ANA CRISTINA RODRÍGUEZ PINEDA (Guatemala), aligning with CELAC and the Group of Friends, welcomed resolutions adopted by the Human Rights Council with regards to the Expert Mechanism and consultations with indigenous peoples. States were called upon to consider national consultations with indigenous peoples. Sustainable development would not be possible if they and persons of African descent, among others, were not included. Fresh data were required in order to develop projects and ensure that indigenous peoples were not left behind. The empowerment of indigenous women was supported and measures were needed to ensure that all indigenous peoples enjoyed all human rights as well as collective rights.
FERNANDO ANDRÉS MARANI (Argentina), also aligning with CELAC and the Group of Friends, noted the importance of statistics that were inclusive and in keeping with the guidelines of the 2030 Agenda. Such information was critical. Defending the human rights of indigenous peoples was a matter of policy in Argentina, where the Government had undertaken a number of measures over the years, including the recognition of a large number of hectares as indigenous land. Every country faced challenges with regard to indigenous peoples, whose rights had to be given priority by the international community. “We cannot feel smug about this at all,” he said, adding that commitments were called for in order to continue working on that issue.
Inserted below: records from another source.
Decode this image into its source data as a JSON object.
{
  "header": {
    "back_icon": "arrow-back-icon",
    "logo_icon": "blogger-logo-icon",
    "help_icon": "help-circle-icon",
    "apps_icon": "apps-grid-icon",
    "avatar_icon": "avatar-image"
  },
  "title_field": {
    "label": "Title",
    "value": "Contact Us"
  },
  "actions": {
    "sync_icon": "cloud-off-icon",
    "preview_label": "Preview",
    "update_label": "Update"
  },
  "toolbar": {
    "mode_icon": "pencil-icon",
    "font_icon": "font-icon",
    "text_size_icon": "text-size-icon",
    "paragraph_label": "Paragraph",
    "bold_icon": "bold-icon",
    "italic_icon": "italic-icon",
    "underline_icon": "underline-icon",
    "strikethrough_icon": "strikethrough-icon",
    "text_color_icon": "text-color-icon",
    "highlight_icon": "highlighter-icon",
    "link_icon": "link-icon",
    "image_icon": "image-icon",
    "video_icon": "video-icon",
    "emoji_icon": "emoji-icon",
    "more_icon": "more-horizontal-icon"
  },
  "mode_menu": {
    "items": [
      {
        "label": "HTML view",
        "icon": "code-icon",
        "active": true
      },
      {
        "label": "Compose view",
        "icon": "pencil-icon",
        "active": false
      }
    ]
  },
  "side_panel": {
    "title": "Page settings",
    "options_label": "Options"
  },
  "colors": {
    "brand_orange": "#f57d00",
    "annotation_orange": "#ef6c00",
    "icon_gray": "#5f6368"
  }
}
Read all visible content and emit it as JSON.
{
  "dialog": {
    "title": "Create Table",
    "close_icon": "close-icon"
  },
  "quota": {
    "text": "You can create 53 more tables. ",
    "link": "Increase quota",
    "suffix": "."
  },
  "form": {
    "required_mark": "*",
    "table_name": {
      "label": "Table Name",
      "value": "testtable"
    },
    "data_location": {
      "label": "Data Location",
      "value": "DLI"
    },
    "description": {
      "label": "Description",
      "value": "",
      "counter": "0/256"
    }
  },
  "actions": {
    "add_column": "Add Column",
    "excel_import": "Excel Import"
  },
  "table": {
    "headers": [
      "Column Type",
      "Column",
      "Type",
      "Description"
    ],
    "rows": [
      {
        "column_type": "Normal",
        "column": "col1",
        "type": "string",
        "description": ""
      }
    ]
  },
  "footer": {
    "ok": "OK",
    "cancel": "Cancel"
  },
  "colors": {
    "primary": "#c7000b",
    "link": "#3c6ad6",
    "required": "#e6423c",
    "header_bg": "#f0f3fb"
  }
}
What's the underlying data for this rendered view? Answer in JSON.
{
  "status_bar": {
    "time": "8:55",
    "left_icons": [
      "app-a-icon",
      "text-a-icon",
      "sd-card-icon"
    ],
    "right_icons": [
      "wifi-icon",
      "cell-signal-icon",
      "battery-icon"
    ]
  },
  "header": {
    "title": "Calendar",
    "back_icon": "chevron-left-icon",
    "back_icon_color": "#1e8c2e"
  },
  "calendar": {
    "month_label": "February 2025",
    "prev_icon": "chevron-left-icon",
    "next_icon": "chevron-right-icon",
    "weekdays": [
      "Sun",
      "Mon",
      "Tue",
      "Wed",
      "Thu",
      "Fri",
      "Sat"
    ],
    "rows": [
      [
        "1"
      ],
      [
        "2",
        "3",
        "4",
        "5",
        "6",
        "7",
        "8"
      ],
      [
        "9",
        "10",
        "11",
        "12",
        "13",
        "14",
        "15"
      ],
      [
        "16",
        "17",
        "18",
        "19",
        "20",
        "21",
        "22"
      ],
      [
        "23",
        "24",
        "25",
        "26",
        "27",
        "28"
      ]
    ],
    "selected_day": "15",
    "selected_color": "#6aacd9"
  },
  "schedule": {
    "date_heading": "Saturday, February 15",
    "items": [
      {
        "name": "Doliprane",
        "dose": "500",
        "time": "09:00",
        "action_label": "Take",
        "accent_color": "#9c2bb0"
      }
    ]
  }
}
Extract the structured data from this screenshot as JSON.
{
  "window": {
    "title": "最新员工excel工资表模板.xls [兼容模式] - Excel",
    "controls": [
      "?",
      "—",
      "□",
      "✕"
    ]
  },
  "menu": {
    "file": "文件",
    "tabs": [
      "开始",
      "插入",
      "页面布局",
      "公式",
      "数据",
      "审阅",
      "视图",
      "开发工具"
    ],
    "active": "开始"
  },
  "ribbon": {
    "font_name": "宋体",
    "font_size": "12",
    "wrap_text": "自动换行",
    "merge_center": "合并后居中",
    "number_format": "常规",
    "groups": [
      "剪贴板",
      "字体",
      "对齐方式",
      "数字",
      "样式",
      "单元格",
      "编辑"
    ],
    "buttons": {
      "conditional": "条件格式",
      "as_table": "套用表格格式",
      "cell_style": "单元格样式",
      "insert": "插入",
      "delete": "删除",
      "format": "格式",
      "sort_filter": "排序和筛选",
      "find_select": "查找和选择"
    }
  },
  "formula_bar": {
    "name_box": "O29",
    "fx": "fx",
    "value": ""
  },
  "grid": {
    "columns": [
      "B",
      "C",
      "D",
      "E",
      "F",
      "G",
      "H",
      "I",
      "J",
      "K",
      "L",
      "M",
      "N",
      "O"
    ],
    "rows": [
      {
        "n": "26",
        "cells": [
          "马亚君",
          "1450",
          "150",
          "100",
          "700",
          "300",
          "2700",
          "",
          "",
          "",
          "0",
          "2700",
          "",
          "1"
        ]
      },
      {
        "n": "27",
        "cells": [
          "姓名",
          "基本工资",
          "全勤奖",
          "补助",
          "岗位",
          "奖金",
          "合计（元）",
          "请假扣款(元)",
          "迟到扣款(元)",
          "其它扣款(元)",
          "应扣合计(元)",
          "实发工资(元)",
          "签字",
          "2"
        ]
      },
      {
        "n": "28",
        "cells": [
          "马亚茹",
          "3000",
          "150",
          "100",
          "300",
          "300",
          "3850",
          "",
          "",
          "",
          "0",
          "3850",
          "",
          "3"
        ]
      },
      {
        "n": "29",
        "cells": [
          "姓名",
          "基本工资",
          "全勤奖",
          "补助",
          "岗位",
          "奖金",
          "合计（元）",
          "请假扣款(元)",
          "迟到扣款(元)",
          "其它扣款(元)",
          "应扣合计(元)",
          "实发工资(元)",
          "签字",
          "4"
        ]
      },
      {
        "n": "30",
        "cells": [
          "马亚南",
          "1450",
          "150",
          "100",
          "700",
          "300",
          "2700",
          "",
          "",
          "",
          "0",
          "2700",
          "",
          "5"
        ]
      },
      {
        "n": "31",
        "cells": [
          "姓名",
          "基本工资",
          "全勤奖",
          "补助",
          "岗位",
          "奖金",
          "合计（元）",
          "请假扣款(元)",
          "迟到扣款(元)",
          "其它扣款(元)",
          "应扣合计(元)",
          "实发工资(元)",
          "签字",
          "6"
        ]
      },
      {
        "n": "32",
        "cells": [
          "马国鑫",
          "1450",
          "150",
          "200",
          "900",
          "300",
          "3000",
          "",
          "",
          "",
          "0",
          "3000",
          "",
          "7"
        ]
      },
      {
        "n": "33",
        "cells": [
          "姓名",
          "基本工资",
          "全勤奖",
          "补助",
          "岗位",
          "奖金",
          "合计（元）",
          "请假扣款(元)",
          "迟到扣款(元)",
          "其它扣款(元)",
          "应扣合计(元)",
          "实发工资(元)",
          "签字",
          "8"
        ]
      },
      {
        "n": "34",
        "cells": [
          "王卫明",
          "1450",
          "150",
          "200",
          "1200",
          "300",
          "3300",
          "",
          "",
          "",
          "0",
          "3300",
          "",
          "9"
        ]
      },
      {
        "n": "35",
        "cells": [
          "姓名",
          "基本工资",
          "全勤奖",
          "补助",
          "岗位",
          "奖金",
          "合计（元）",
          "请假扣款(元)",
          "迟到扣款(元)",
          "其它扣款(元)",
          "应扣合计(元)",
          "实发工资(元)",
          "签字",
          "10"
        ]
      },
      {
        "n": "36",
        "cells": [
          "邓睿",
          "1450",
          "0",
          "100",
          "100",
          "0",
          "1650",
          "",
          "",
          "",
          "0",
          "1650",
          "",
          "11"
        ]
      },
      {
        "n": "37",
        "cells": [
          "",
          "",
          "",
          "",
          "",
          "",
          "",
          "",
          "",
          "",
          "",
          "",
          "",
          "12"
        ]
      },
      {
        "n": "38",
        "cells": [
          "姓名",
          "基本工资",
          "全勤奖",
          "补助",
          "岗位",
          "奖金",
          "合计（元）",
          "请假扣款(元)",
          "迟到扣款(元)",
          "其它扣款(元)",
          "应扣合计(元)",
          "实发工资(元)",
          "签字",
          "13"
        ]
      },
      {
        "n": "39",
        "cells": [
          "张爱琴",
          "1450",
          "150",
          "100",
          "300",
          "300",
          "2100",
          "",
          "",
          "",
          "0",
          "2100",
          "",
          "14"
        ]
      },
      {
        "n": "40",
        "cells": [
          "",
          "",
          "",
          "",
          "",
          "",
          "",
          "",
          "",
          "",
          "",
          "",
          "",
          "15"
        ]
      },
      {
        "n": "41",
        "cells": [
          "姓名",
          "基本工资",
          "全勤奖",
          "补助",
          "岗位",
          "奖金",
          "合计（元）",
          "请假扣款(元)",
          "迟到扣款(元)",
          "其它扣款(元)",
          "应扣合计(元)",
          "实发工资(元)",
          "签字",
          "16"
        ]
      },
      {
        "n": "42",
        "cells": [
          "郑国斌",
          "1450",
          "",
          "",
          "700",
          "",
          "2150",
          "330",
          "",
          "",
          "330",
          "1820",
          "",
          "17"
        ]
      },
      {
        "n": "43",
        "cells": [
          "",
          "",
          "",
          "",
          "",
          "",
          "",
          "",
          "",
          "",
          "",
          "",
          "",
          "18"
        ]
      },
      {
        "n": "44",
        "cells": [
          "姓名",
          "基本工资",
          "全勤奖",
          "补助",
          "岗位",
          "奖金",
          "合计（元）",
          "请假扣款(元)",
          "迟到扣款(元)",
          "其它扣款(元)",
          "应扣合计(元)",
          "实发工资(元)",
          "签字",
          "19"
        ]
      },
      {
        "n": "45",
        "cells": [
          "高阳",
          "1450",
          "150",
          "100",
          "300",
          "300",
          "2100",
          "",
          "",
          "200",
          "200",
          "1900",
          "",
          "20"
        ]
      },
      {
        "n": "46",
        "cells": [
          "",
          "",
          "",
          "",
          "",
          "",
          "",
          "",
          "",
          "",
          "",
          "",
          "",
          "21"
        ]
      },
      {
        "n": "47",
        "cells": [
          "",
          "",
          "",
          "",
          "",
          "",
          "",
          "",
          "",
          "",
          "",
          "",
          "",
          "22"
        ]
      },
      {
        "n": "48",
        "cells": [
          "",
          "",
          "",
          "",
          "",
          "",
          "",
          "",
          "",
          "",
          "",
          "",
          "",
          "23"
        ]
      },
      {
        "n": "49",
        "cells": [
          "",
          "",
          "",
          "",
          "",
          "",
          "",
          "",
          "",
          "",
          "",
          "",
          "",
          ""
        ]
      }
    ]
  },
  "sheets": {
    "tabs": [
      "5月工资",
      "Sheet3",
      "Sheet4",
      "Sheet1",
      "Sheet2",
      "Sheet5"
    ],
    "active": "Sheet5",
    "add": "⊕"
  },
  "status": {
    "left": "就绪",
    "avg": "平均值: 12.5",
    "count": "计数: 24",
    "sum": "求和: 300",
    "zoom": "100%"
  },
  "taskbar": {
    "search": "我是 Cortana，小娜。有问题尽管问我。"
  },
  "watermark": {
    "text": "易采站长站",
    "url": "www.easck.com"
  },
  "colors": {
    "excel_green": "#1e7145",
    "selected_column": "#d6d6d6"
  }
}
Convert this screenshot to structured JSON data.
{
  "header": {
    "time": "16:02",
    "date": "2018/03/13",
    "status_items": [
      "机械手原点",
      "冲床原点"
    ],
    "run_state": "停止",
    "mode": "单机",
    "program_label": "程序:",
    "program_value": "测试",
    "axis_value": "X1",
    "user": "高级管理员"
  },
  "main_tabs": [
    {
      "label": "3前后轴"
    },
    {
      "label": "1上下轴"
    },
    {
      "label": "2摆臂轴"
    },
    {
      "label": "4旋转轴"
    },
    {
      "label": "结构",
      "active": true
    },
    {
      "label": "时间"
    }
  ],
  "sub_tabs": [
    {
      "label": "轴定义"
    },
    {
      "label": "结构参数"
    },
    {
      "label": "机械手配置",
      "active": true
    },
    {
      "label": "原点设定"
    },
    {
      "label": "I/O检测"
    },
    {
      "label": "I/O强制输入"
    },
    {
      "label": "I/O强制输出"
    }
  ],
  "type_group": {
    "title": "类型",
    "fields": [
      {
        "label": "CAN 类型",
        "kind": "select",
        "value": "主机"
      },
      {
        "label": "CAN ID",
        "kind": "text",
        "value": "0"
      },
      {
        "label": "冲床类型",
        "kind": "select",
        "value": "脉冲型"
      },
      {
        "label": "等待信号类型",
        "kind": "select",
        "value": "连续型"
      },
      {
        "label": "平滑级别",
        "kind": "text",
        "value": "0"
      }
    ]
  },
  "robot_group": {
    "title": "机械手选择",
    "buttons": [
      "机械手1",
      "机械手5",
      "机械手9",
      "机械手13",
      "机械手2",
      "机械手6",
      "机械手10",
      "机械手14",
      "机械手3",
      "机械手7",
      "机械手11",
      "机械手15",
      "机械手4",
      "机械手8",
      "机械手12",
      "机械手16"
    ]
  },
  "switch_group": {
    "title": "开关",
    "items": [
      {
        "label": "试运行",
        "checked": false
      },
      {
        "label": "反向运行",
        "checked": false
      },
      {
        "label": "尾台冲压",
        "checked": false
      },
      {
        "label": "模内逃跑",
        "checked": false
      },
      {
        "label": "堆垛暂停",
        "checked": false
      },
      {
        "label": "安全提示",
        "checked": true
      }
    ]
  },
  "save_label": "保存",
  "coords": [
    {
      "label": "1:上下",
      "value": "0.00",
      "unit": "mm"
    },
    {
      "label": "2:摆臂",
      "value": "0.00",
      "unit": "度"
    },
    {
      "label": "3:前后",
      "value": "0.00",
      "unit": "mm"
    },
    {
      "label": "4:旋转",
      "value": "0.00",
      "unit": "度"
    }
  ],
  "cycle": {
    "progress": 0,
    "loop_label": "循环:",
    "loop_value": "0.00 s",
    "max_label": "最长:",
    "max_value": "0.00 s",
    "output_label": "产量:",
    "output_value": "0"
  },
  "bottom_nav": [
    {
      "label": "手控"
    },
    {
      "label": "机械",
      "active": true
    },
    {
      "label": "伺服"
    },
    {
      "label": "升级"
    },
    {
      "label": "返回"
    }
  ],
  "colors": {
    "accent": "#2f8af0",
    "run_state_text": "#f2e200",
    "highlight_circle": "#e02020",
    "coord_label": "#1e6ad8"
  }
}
RUBÉN IGNACIO ZAMORA RIVAS (El Salvador), aligning with CELAC, strongly urged the Special Rapporteur to continue her work and welcomed the recommendation to develop a system-wide action plan for the implementation of the outcome document of the World Conference. El Salvador was committed to the rights of indigenous peoples and had developed a five-year development plan, acknowledging them as a priority group. Progress had been made to ensure their right to health and to recognize their ancestral practices. The Government had invested a large amount of money to protect and perpetuate the traditional language and culture of its indigenous groups. A national action plan was being finalized and would seek to implement the goals of the Declaration, he concluded.
ILLA MAINALI (Nepal) said her country was multi-ethnic, multicultural and multireligious, with almost 40 per cent of its total population constituting indigenous nationalities. Consequently, Nepal attached great importance to indigenous peoples and had promulgated a new Constitution promoting their rights, representation and participation and recognizing all mother tongues as national languages. In addition, the Government had allocated substantial resources to programmes targeting indigenous minorities. It was also committed to protecting and empowering indigenous women and had adopted a rights-based approach to development. The Government was now focusing on reconstruction in the aftermath of massive earthquakes in 2015, which had affected many people, including indigenous peoples, leaving them in vulnerable situations.